━━ Dataset entries ━━

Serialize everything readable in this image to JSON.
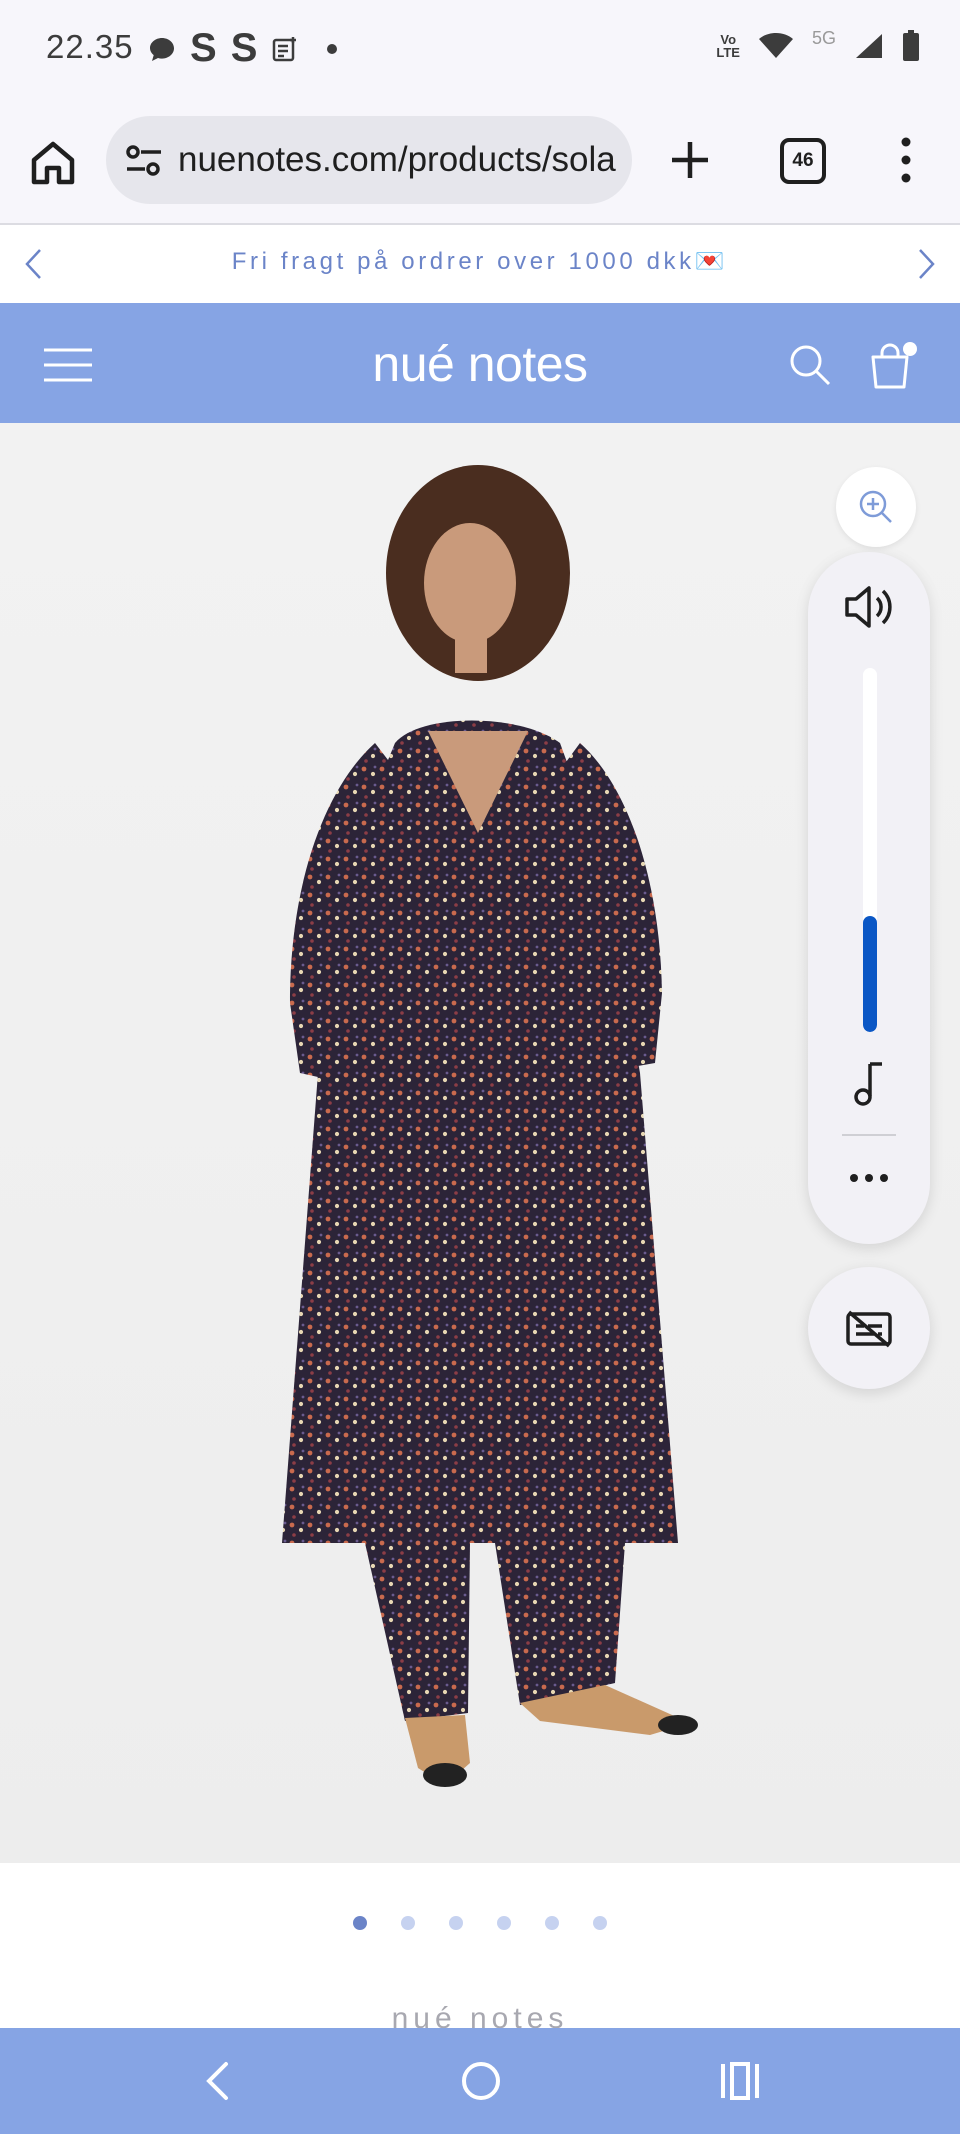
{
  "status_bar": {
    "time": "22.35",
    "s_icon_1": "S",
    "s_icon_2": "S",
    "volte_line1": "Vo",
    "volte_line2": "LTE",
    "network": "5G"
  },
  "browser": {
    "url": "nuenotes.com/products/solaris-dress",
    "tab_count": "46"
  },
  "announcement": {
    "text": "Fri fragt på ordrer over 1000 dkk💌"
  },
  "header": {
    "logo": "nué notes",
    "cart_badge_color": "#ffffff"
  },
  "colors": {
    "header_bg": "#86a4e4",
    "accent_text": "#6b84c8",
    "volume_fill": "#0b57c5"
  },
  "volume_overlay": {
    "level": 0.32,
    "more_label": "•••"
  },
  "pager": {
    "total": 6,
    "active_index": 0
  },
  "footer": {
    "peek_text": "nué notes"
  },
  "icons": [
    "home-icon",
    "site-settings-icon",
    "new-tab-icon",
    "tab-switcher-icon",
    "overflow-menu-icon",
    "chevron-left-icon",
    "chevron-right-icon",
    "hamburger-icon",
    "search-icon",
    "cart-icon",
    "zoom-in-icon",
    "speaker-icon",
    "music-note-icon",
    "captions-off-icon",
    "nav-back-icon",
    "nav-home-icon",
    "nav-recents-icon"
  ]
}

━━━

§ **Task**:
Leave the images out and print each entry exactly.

§ **Solution to this exercise**:
Serialize everything readable in this image to JSON.
{
  "status_bar": {
    "time": "22.35",
    "s_icon_1": "S",
    "s_icon_2": "S",
    "volte_line1": "Vo",
    "volte_line2": "LTE",
    "network": "5G"
  },
  "browser": {
    "url": "nuenotes.com/products/solaris-dress",
    "tab_count": "46"
  },
  "announcement": {
    "text": "Fri fragt på ordrer over 1000 dkk💌"
  },
  "header": {
    "logo": "nué notes",
    "cart_badge_color": "#ffffff"
  },
  "colors": {
    "header_bg": "#86a4e4",
    "accent_text": "#6b84c8",
    "volume_fill": "#0b57c5"
  },
  "volume_overlay": {
    "level": 0.32,
    "more_label": "•••"
  },
  "pager": {
    "total": 6,
    "active_index": 0
  },
  "footer": {
    "peek_text": "nué notes"
  },
  "icons": [
    "home-icon",
    "site-settings-icon",
    "new-tab-icon",
    "tab-switcher-icon",
    "overflow-menu-icon",
    "chevron-left-icon",
    "chevron-right-icon",
    "hamburger-icon",
    "search-icon",
    "cart-icon",
    "zoom-in-icon",
    "speaker-icon",
    "music-note-icon",
    "captions-off-icon",
    "nav-back-icon",
    "nav-home-icon",
    "nav-recents-icon"
  ]
}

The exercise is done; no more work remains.